Students cannot learn music without instruments, they cannot learn sports without equipment, and they cannot learn to drive without a car. The same is true of learning 21st-century skills without technology. This has driven the need for techquity (a confluence of the terms technology and equity) in education, a term used to describe the educational process of leveling the playing field for all students by making technology available to transform teaching and learning.
Techquity is especially necessary in urban and rural schools, and for minorities, such as girls, African-Americans, Latinos, and/or students of low-socioeconomic status. In recent years, tech companies like Facebook, Google, and Amazon have been making a concerted effort to attract minorities through diversity initiatives to improve their recruitment and hiring practices; however, they need a talented pool of qualified applicants to fill those positions. Jobs like computer software engineers, cloud architects, computer system analysts, data scientists, and web developers will have more positions available in the future than qualified applicants to fill them.
School districts like the Garland Independent School District (GISD) in Garland, Texas, are recognizing the need to close the opportunity gaps of its students through techquity. This school year, GISD is going 1:1 by rolling out iPads to every teacher and high school student (with intermediate and elementary schools following suit in subsequent years), recognizing how equal access to technology in and out of the classroom opens opportunities for learning, growth, and development vital to thriving in our technology driven world.

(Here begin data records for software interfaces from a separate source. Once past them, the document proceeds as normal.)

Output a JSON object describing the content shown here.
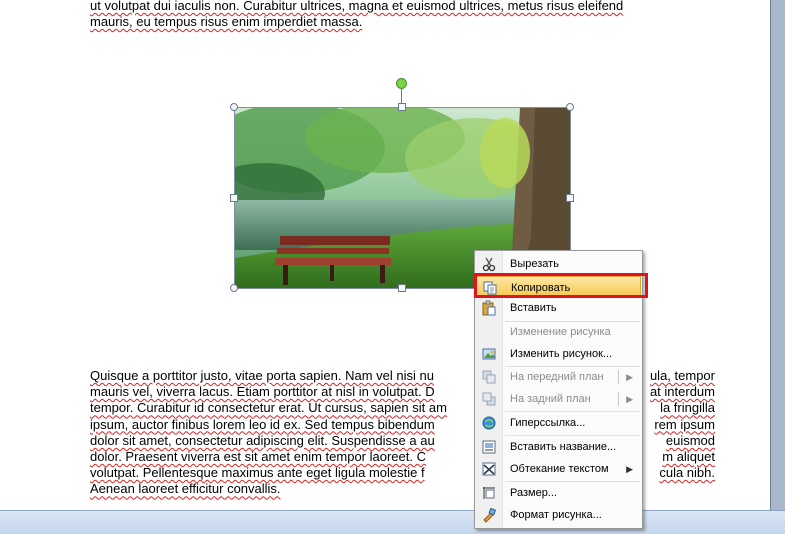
{
  "document": {
    "top_paragraph_lines": [
      "ut volutpat dui iaculis non. Curabitur ultrices, magna et euismod ultrices, metus risus eleifend",
      "mauris, eu tempus risus enim imperdiet massa."
    ],
    "bottom_paragraph_lines": [
      "Quisque a porttitor justo, vitae porta sapien. Nam vel nisi nu",
      "mauris vel, viverra lacus. Etiam porttitor at nisl in volutpat. D",
      "tempor. Curabitur id consectetur erat. Ut cursus, sapien sit am",
      "ipsum, auctor finibus lorem leo id ex. Sed tempus bibendum",
      "dolor sit amet, consectetur adipiscing elit. Suspendisse a au",
      "dolor. Praesent viverra est sit amet enim tempor laoreet. C",
      "volutpat. Pellentesque maximus ante eget ligula molestie f",
      "Aenean laoreet efficitur convallis."
    ],
    "bottom_paragraph_right_fragments": [
      "ula, tempor",
      "at interdum",
      "la fringilla",
      "rem ipsum",
      "euismod",
      "m aliquet",
      "cula nibh."
    ]
  },
  "context_menu": {
    "items": [
      {
        "label": "Вырезать",
        "icon": "scissors-icon",
        "enabled": true
      },
      {
        "label": "Копировать",
        "icon": "copy-icon",
        "enabled": true,
        "highlighted": true
      },
      {
        "label": "Вставить",
        "icon": "paste-icon",
        "enabled": true
      },
      {
        "label": "Изменение рисунка",
        "icon": "",
        "enabled": false
      },
      {
        "label": "Изменить рисунок...",
        "icon": "change-picture-icon",
        "enabled": true
      },
      {
        "label": "На передний план",
        "icon": "bring-to-front-icon",
        "enabled": false,
        "submenu": true
      },
      {
        "label": "На задний план",
        "icon": "send-to-back-icon",
        "enabled": false,
        "submenu": true
      },
      {
        "label": "Гиперссылка...",
        "icon": "hyperlink-icon",
        "enabled": true
      },
      {
        "label": "Вставить название...",
        "icon": "insert-caption-icon",
        "enabled": true
      },
      {
        "label": "Обтекание текстом",
        "icon": "text-wrapping-icon",
        "enabled": true,
        "submenu": true
      },
      {
        "label": "Размер...",
        "icon": "size-icon",
        "enabled": true
      },
      {
        "label": "Формат рисунка...",
        "icon": "format-picture-icon",
        "enabled": true
      }
    ]
  },
  "colors": {
    "highlight_box": "#e0141f",
    "menu_highlight": "#f6c74d",
    "rotate_handle": "#7ad14a"
  }
}
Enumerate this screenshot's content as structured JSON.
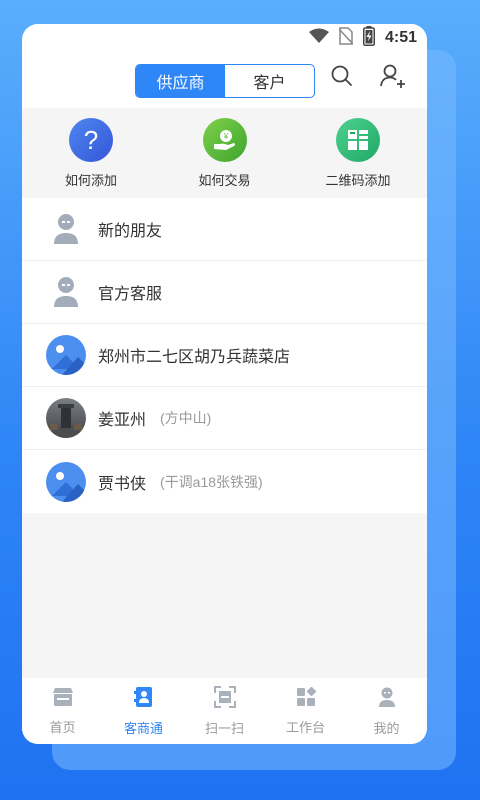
{
  "status_bar": {
    "time": "4:51"
  },
  "header": {
    "segments": [
      {
        "label": "供应商",
        "active": true
      },
      {
        "label": "客户",
        "active": false
      }
    ]
  },
  "quick_actions": [
    {
      "label": "如何添加",
      "icon": "question-icon",
      "color": "#3f6ee8"
    },
    {
      "label": "如何交易",
      "icon": "money-hand-icon",
      "color": "#5bb83a"
    },
    {
      "label": "二维码添加",
      "icon": "qrcode-icon",
      "color": "#34b87a"
    }
  ],
  "contacts": [
    {
      "name": "新的朋友",
      "sub": "",
      "avatar": "person-icon"
    },
    {
      "name": "官方客服",
      "sub": "",
      "avatar": "person-icon"
    },
    {
      "name": "郑州市二七区胡乃兵蔬菜店",
      "sub": "",
      "avatar": "image-placeholder-icon"
    },
    {
      "name": "姜亚州",
      "sub": "(方中山)",
      "avatar": "photo-avatar"
    },
    {
      "name": "贾书侠",
      "sub": "(干调a18张铁强)",
      "avatar": "image-placeholder-icon"
    }
  ],
  "tabbar": [
    {
      "label": "首页",
      "icon": "store-icon",
      "active": false
    },
    {
      "label": "客商通",
      "icon": "contacts-book-icon",
      "active": true
    },
    {
      "label": "扫一扫",
      "icon": "scan-icon",
      "active": false
    },
    {
      "label": "工作台",
      "icon": "grid-icon",
      "active": false
    },
    {
      "label": "我的",
      "icon": "user-icon",
      "active": false
    }
  ],
  "colors": {
    "accent": "#2f86f6",
    "text": "#333333",
    "muted": "#999999"
  }
}
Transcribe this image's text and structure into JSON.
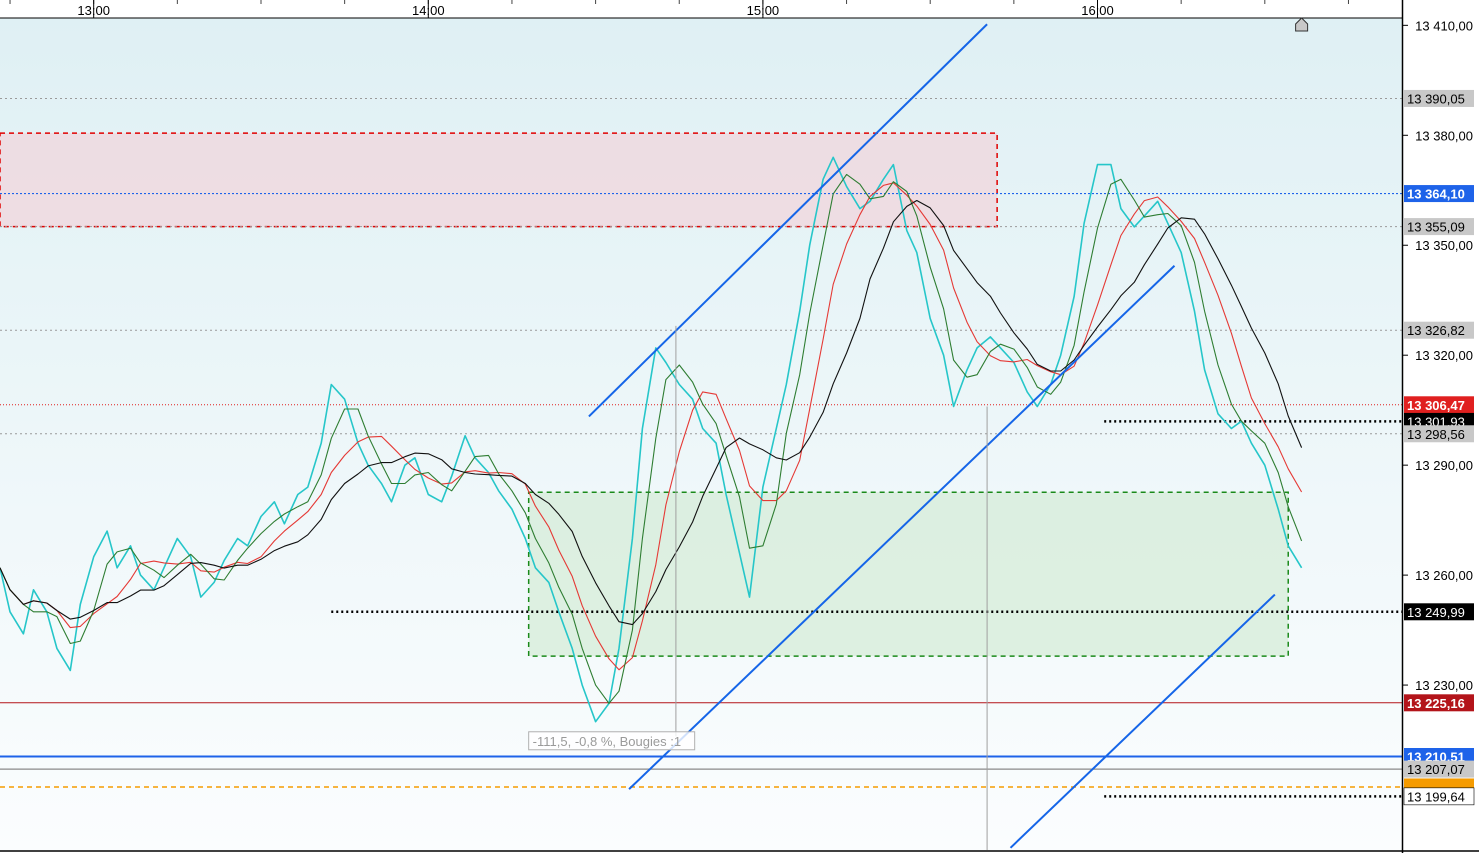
{
  "chart_data": {
    "type": "line",
    "title": "",
    "instrument_currency": "",
    "x_axis": {
      "tick_labels": [
        "13:00",
        "14:00",
        "15:00",
        "16:00"
      ],
      "tick_hours": [
        13,
        14,
        15,
        16
      ],
      "range_hours": [
        12.72,
        16.91
      ]
    },
    "y_axis": {
      "range": [
        13185,
        13412
      ],
      "tick_labels": [
        "13 410,00",
        "13 380,00",
        "13 350,00",
        "13 320,00",
        "13 290,00",
        "13 260,00",
        "13 230,00"
      ],
      "tick_values": [
        13410,
        13380,
        13350,
        13320,
        13290,
        13260,
        13230
      ]
    },
    "price_series": {
      "name": "",
      "color": "#26c6c9",
      "t_hours": [
        12.72,
        12.75,
        12.79,
        12.82,
        12.86,
        12.89,
        12.93,
        12.96,
        13.0,
        13.04,
        13.07,
        13.11,
        13.14,
        13.18,
        13.21,
        13.25,
        13.29,
        13.32,
        13.36,
        13.39,
        13.43,
        13.46,
        13.5,
        13.54,
        13.57,
        13.61,
        13.64,
        13.68,
        13.71,
        13.75,
        13.79,
        13.82,
        13.86,
        13.89,
        13.93,
        13.96,
        14.0,
        14.04,
        14.07,
        14.11,
        14.14,
        14.18,
        14.21,
        14.25,
        14.29,
        14.32,
        14.36,
        14.39,
        14.43,
        14.46,
        14.5,
        14.54,
        14.57,
        14.61,
        14.64,
        14.68,
        14.71,
        14.75,
        14.79,
        14.82,
        14.86,
        14.89,
        14.93,
        14.96,
        15.0,
        15.04,
        15.07,
        15.11,
        15.14,
        15.18,
        15.21,
        15.25,
        15.29,
        15.32,
        15.36,
        15.39,
        15.43,
        15.46,
        15.5,
        15.54,
        15.57,
        15.61,
        15.64,
        15.68,
        15.71,
        15.75,
        15.79,
        15.82,
        15.86,
        15.89,
        15.93,
        15.96,
        16.0,
        16.04,
        16.07,
        16.11,
        16.14,
        16.18,
        16.21,
        16.25,
        16.29,
        16.32,
        16.36,
        16.4,
        16.43,
        16.46,
        16.5,
        16.54,
        16.57,
        16.61
      ],
      "values": [
        13262,
        13250,
        13244,
        13256,
        13250,
        13240,
        13234,
        13252,
        13265,
        13272,
        13262,
        13268,
        13260,
        13256,
        13262,
        13270,
        13265,
        13254,
        13258,
        13264,
        13270,
        13268,
        13276,
        13280,
        13274,
        13282,
        13284,
        13296,
        13312,
        13308,
        13296,
        13290,
        13285,
        13280,
        13290,
        13292,
        13282,
        13280,
        13287,
        13298,
        13292,
        13288,
        13283,
        13278,
        13270,
        13262,
        13258,
        13250,
        13240,
        13230,
        13220,
        13225,
        13240,
        13270,
        13300,
        13322,
        13318,
        13312,
        13308,
        13300,
        13296,
        13282,
        13266,
        13254,
        13284,
        13300,
        13312,
        13332,
        13350,
        13368,
        13374,
        13366,
        13360,
        13362,
        13368,
        13372,
        13354,
        13348,
        13330,
        13320,
        13306,
        13316,
        13322,
        13325,
        13322,
        13318,
        13310,
        13306,
        13312,
        13320,
        13336,
        13356,
        13372,
        13372,
        13360,
        13355,
        13358,
        13362,
        13356,
        13348,
        13332,
        13316,
        13304,
        13300,
        13302,
        13296,
        13290,
        13278,
        13268,
        13262,
        13258,
        13254,
        13256,
        13264,
        13258,
        13236,
        13226
      ]
    },
    "ma_series": [
      {
        "name": "",
        "color": "#e53935",
        "window": 6
      },
      {
        "name": "",
        "color": "#2e7d32",
        "window": 3
      },
      {
        "name": "",
        "color": "#111111",
        "window": 10
      }
    ],
    "price_tags": [
      {
        "label": "13 390,05",
        "value": 13390.05,
        "bg": "#c8c8c8",
        "fg": "#000000",
        "line": "dotted-gray"
      },
      {
        "label": "13 364,10",
        "value": 13364.1,
        "bg": "#1e63e9",
        "fg": "#ffffff",
        "line": "dotted-blue"
      },
      {
        "label": "13 355,09",
        "value": 13355.09,
        "bg": "#c8c8c8",
        "fg": "#000000",
        "line": "dotted-gray"
      },
      {
        "label": "13 326,82",
        "value": 13326.82,
        "bg": "#c8c8c8",
        "fg": "#000000",
        "line": "dotted-gray"
      },
      {
        "label": "13 306,47",
        "value": 13306.47,
        "bg": "#e0201f",
        "fg": "#ffffff",
        "line": "dotted-red"
      },
      {
        "label": "13 301,93",
        "value": 13301.93,
        "bg": "#000000",
        "fg": "#ffffff",
        "line": "dotted-black-short"
      },
      {
        "label": "13 298,56",
        "value": 13298.56,
        "bg": "#c8c8c8",
        "fg": "#000000",
        "line": "dotted-gray"
      },
      {
        "label": "13 249,99",
        "value": 13249.99,
        "bg": "#000000",
        "fg": "#ffffff",
        "line": "dotted-black"
      },
      {
        "label": "13 225,16",
        "value": 13225.16,
        "bg": "#b3141a",
        "fg": "#ffffff",
        "line": "solid-red"
      },
      {
        "label": "13 210,51",
        "value": 13210.51,
        "bg": "#1e63e9",
        "fg": "#ffffff",
        "line": "solid-blue"
      },
      {
        "label": "13 207,07",
        "value": 13207.07,
        "bg": "#c8c8c8",
        "fg": "#000000",
        "line": "solid-gray"
      },
      {
        "label": "",
        "value": 13202.2,
        "bg": "#f59b00",
        "fg": "#f59b00",
        "line": "dashed-orange"
      },
      {
        "label": "13 199,64",
        "value": 13199.64,
        "bg": "#ffffff",
        "fg": "#000000",
        "line": "dotted-black-short"
      }
    ],
    "zones": [
      {
        "name": "resistance-zone",
        "t_start": 12.72,
        "t_end": 15.7,
        "v_low": 13355.09,
        "v_high": 13380.6,
        "fill": "#f0d6dc",
        "border": "#e00000"
      },
      {
        "name": "support-zone",
        "t_start": 14.3,
        "t_end": 16.57,
        "v_low": 13237.9,
        "v_high": 13282.6,
        "fill": "#d6ecd8",
        "border": "#1a8a1a"
      }
    ],
    "trend_lines": [
      {
        "from": [
          14.48,
          13303.3
        ],
        "to": [
          15.67,
          13410.3
        ],
        "color": "#1565e8"
      },
      {
        "from": [
          14.6,
          13201.6
        ],
        "to": [
          16.23,
          13344.4
        ],
        "color": "#1565e8"
      },
      {
        "from": [
          15.74,
          13185.6
        ],
        "to": [
          16.53,
          13254.7
        ],
        "color": "#1565e8"
      }
    ],
    "measure": {
      "label": "-111,5, -0,8 %, Bougies :1",
      "t_hours": [
        14.74,
        15.67
      ],
      "from_value": 13328,
      "to_value": 13216,
      "label_value": 13214.8
    },
    "current_price_marker": {
      "t_hour": 16.61,
      "value": 13407
    }
  }
}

In 2014, GISD created a strategic plan as part of their bond that included their Ready 1:1 Initiative. The bond passed and provided over $25 million for technology integration. The community realized the importance of providing technology for its students. Input was gathered from all of GISD’s relevant stakeholders and they decided which device would best meet the needs of students, integrate with existing district systems, and help students personalize their education experience.
GISD recognizes that poverty, race, and/or gender should not be hurdles its student must overcome in order to be competitive in college or advanced careers. Their techquity initiative makes their students attractive candidates for premier schools and companies and prepares the students of today for tomorrow's technology-driven world. Not having access to technology should not be a barrier minorities face to attempting to obtain future success.
To further help students with access, GISD partnered with over 100 community partners to allow their students to have access to wi-fi after school and on weekends even if they do not have internet access at home. By paying attention to these details, they try to leave no techquity stone unturned.
In addition, the district has partnered with numerous education companies to help students, parents, and teachers learn more about using the district's new hardware and software for teaching and learning. Teacher quality and technology instruction are not forgotten when implementing this new techquity initiative. Pedagogy comes first, each of GISD’s high schools received instructional coaches who specialize in helping teachers enhance teaching and learning with technology using models like SAMR and TPACK and embedding the ISTE Standards.
There are lots of ways to close the opportunity gap for minorities, and techquity is a good case for our 21st-century learners. If more school districts take a proactive role in providing equity through technology integration with 1:1 access, our education system can disrupt inequity for our neediest students.